Thus it is that in general we are unable to shake off the belief that good is the norm and evil is the abnorm, whether we are religious or secular, scientists or philosophers, creationists or Darwinists. But if we take Darwinism seriously we have to admit that “evil” is the norm and that “good” is the abnorm—nature is red in tooth and claw, and all of the evil that men and women do is also found in other organisms; in fact, we can say that the “evil” done by other organisms long precedes the evil that men do, and we can also say, based on archaeological and anthropological evidence, that men have been doing evil since the very beginning of the human line. In other words, there never was an Eden, never a Noble Savage, never a long-ago Golden Age from which we have fallen or declined—and nor therefore is there any prospect of an imminent or future Utopia or Millennial Kingdom that will restore mankind to its true nature because there is nothing to restore.

The evolutionary function of “evil” is summarized in the term “natural selection”: the process by which death winnows out the less fit from the chance to reproduce (natural selection works on the average, meaning of course that some who are fit die before they can reproduce and some of the unfit survive long enough to produce some offspring, but on average fitness is favored). Death, usually by violence (eat, and then be eaten), is necessary to the workings of Darwinian evolution. An example: When a lion or pair of lions defeat an older pride lion and take over his pride, they kill the cubs of the defeated male, which has the effect of bringing the lionesses back into heat so that the new males can mate with them and produce their own offspring; their task is then to keep control of the pride long enough for their own cubs to reach reproductive maturity. Among lions, such infanticide raises no moral questions, whereas among humans it does.

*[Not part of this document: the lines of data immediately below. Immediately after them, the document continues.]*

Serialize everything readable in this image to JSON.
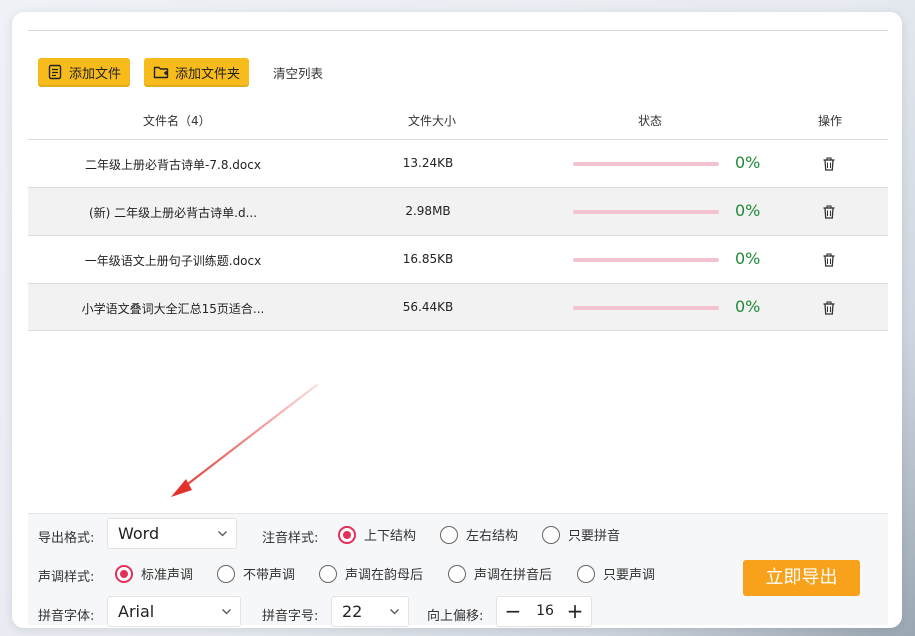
{
  "toolbar": {
    "add_file_label": "添加文件",
    "add_folder_label": "添加文件夹",
    "clear_list_label": "清空列表"
  },
  "table": {
    "headers": {
      "name": "文件名（4）",
      "size": "文件大小",
      "status": "状态",
      "op": "操作"
    },
    "rows": [
      {
        "name": "二年级上册必背古诗单-7.8.docx",
        "size": "13.24KB",
        "progress": 0,
        "percent": "0%"
      },
      {
        "name": "(新) 二年级上册必背古诗单.d...",
        "size": "2.98MB",
        "progress": 0,
        "percent": "0%"
      },
      {
        "name": "一年级语文上册句子训练题.docx",
        "size": "16.85KB",
        "progress": 0,
        "percent": "0%"
      },
      {
        "name": "小学语文叠词大全汇总15页适合...",
        "size": "56.44KB",
        "progress": 0,
        "percent": "0%"
      }
    ]
  },
  "options": {
    "export_format_label": "导出格式:",
    "export_format_value": "Word",
    "annotation_label": "注音样式:",
    "annotation_options": [
      "上下结构",
      "左右结构",
      "只要拼音"
    ],
    "annotation_selected": 0,
    "tone_label": "声调样式:",
    "tone_options": [
      "标准声调",
      "不带声调",
      "声调在韵母后",
      "声调在拼音后",
      "只要声调"
    ],
    "tone_selected": 0,
    "pinyin_font_label": "拼音字体:",
    "pinyin_font_value": "Arial",
    "pinyin_size_label": "拼音字号:",
    "pinyin_size_value": "22",
    "offset_label": "向上偏移:",
    "offset_value": "16",
    "export_button": "立即导出"
  },
  "colors": {
    "toolbar_button": "#f7bc1c",
    "export_button": "#f7a21a",
    "radio_selected": "#e42f5a",
    "progress_track": "#f3c3cf",
    "percent_text": "#1e8a36",
    "annotation_arrow": "#e0322b"
  }
}
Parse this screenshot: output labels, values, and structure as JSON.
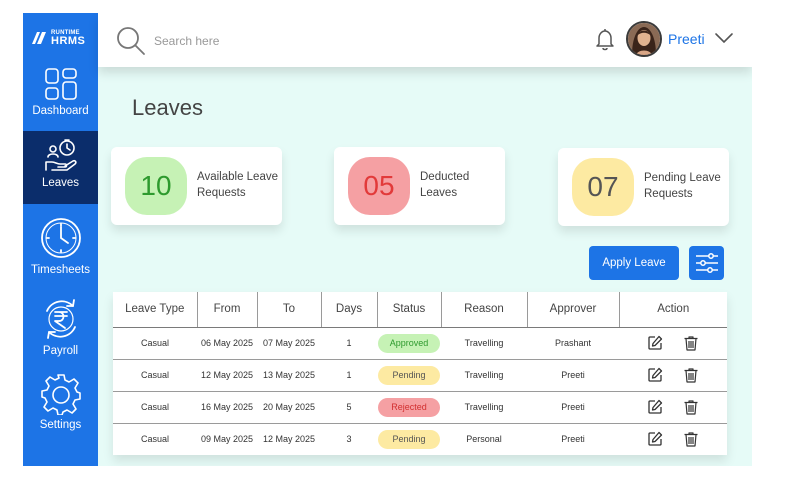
{
  "brand": {
    "line1": "RUNTIME",
    "line2": "HRMS"
  },
  "sidebar": {
    "items": [
      {
        "label": "Dashboard",
        "icon": "grid-icon"
      },
      {
        "label": "Leaves",
        "icon": "leave-hand-icon",
        "active": true
      },
      {
        "label": "Timesheets",
        "icon": "clock-icon"
      },
      {
        "label": "Payroll",
        "icon": "rupee-icon"
      },
      {
        "label": "Settings",
        "icon": "gear-icon"
      }
    ]
  },
  "header": {
    "search_placeholder": "Search here",
    "user_name": "Preeti"
  },
  "page_title": "Leaves",
  "stats": {
    "available": {
      "value": "10",
      "label": "Available Leave Requests"
    },
    "deducted": {
      "value": "05",
      "label": "Deducted Leaves"
    },
    "pending": {
      "value": "07",
      "label": "Pending Leave Requests"
    }
  },
  "apply_label": "Apply Leave",
  "table": {
    "columns": [
      "Leave Type",
      "From",
      "To",
      "Days",
      "Status",
      "Reason",
      "Approver",
      "Action"
    ],
    "rows": [
      {
        "type": "Casual",
        "from": "06 May 2025",
        "to": "07 May 2025",
        "days": "1",
        "status": "Approved",
        "reason": "Travelling",
        "approver": "Prashant"
      },
      {
        "type": "Casual",
        "from": "12 May 2025",
        "to": "13 May 2025",
        "days": "1",
        "status": "Pending",
        "reason": "Travelling",
        "approver": "Preeti"
      },
      {
        "type": "Casual",
        "from": "16 May 2025",
        "to": "20 May 2025",
        "days": "5",
        "status": "Rejected",
        "reason": "Travelling",
        "approver": "Preeti"
      },
      {
        "type": "Casual",
        "from": "09 May 2025",
        "to": "12 May 2025",
        "days": "3",
        "status": "Pending",
        "reason": "Personal",
        "approver": "Preeti"
      }
    ]
  },
  "status_colors": {
    "Approved": {
      "bg": "#c6f2b5",
      "fg": "#2e9a2e"
    },
    "Pending": {
      "bg": "#fdeaa2",
      "fg": "#555555"
    },
    "Rejected": {
      "bg": "#f5a0a3",
      "fg": "#d23030"
    }
  },
  "colors": {
    "primary": "#1d74e6",
    "active_nav": "#0b2d6b",
    "background": "#e6fbf7"
  }
}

There is no problem of evil but rather the problem of good: not why is there “evil” but rather why is there “good”? Why do human beings consider acts like infanticide to be morally evil while lions do not? Why do we have morality at all? I believe that morality is an invention, a creation of human thought, not an instinct. It is one of the most important creations of the human mind, at least as great as the usually cited examples of human creativity (art, literature, science, etc.), if not greater considering how much harder won it is than its nearer competitors, and how much harder it is to maintain. Because “good” is not natural, it is always vulnerable to being overwhelmed by “evil,” which is natural: Peace crumbles into war; restraint gives way to impulse, holism gives way to particularism, agape gives way to narcissism, love to lust, truth to lie, tolerance to hate. War, particularism, narcissism, etc., protect the self of the person and the tribe, one’s own gene pool so to speak, just as the lion kills his competitor’s cubs to ensure the survival of his own. We do not need to think very hard about doing evil; we do need to think hard about what is good and how to do it. It is something that every generation must relearn and rethink, especially in times of great stress.

It appears that we are in such a time today. Various stressors, the economy, the climate, overpopulation and mass migrations, religious conflict amid the dregs of moribund empires, are pushing the relationship of the tribes versus the whole out of balance, and the temptations are to put up walls, dig trenches, draw up battle lines, and find someone other than ourselves to blame for our dilemmas. A war of all against all is not totally out of the question, and it may be that such a war or wars will eventuate in a classic Darwinian victory for one group over another—but history (rather than evolution) tells us that such a victory is often less Darwinian than Pyrrhic.